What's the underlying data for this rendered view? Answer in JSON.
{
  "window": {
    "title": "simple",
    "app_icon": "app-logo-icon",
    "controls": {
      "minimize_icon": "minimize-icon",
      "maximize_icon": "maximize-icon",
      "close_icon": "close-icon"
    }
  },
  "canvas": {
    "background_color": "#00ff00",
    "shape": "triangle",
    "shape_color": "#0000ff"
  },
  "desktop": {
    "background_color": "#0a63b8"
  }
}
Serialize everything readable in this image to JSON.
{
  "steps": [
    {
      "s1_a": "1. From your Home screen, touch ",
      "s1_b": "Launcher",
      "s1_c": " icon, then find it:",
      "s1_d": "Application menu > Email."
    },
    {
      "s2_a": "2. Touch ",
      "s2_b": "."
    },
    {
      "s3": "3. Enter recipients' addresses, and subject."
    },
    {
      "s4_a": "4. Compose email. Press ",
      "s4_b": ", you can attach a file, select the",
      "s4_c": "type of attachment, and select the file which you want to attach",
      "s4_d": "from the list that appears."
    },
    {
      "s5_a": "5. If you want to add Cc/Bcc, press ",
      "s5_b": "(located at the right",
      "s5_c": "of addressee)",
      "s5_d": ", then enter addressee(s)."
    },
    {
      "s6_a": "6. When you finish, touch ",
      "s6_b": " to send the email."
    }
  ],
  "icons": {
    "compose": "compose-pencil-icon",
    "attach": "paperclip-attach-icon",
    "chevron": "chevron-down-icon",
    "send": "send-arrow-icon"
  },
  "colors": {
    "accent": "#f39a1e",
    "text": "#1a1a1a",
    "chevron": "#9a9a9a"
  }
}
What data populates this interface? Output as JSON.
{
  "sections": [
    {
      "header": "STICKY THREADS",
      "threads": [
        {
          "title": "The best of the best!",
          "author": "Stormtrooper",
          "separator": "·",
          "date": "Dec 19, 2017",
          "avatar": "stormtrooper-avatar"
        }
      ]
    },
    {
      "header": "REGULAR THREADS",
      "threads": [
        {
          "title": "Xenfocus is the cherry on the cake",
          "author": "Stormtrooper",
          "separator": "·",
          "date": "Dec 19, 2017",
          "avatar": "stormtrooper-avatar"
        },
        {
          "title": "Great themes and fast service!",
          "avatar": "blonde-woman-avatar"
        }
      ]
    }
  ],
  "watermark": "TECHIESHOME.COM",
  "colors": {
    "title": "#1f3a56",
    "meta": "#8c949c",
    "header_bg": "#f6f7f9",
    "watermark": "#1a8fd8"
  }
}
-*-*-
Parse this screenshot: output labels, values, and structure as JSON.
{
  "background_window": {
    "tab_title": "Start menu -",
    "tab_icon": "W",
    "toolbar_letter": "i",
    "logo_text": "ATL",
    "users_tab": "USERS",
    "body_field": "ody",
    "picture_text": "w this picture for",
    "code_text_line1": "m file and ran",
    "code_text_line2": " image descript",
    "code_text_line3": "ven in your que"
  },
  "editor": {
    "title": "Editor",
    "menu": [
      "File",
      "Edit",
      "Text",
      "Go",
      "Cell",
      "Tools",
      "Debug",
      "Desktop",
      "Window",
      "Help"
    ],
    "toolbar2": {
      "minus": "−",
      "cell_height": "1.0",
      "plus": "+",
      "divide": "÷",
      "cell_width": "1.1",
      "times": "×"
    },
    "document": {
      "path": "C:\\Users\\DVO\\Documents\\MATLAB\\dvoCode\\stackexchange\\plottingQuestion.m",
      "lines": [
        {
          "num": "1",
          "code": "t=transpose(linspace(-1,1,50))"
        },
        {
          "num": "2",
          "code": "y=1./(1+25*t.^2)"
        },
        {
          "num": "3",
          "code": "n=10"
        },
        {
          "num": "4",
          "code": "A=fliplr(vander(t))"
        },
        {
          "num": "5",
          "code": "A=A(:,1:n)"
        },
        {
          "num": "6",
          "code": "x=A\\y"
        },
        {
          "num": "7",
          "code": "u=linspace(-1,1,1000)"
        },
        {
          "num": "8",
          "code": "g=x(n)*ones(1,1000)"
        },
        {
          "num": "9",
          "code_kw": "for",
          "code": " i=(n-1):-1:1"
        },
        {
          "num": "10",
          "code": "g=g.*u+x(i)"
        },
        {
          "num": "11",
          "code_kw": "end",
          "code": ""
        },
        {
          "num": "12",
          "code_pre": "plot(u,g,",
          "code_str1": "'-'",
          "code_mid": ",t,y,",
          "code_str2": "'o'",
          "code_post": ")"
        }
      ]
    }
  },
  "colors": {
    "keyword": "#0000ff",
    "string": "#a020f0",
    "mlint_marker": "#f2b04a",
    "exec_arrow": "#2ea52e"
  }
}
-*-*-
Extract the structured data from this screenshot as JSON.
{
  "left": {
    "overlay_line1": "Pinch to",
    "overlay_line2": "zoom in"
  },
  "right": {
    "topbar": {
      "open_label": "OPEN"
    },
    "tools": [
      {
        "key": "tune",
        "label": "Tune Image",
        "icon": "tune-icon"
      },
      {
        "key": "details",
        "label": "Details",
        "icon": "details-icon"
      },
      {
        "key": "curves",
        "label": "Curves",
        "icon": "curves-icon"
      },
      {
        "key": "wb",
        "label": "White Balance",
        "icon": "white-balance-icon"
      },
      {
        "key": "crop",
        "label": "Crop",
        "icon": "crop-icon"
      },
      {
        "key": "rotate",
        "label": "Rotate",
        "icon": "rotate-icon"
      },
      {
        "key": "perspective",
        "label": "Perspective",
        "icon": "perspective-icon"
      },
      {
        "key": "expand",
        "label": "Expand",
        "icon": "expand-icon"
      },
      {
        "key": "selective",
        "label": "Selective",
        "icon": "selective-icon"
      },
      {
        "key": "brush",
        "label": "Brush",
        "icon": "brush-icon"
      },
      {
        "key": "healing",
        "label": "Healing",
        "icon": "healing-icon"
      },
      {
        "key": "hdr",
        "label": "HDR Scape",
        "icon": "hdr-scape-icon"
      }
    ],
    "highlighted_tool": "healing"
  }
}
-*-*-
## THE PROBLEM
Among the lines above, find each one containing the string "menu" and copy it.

## EXERCISE ANSWER
      "s1_d": "Application menu > Email."
    "tab_title": "Start menu -",
    "menu": [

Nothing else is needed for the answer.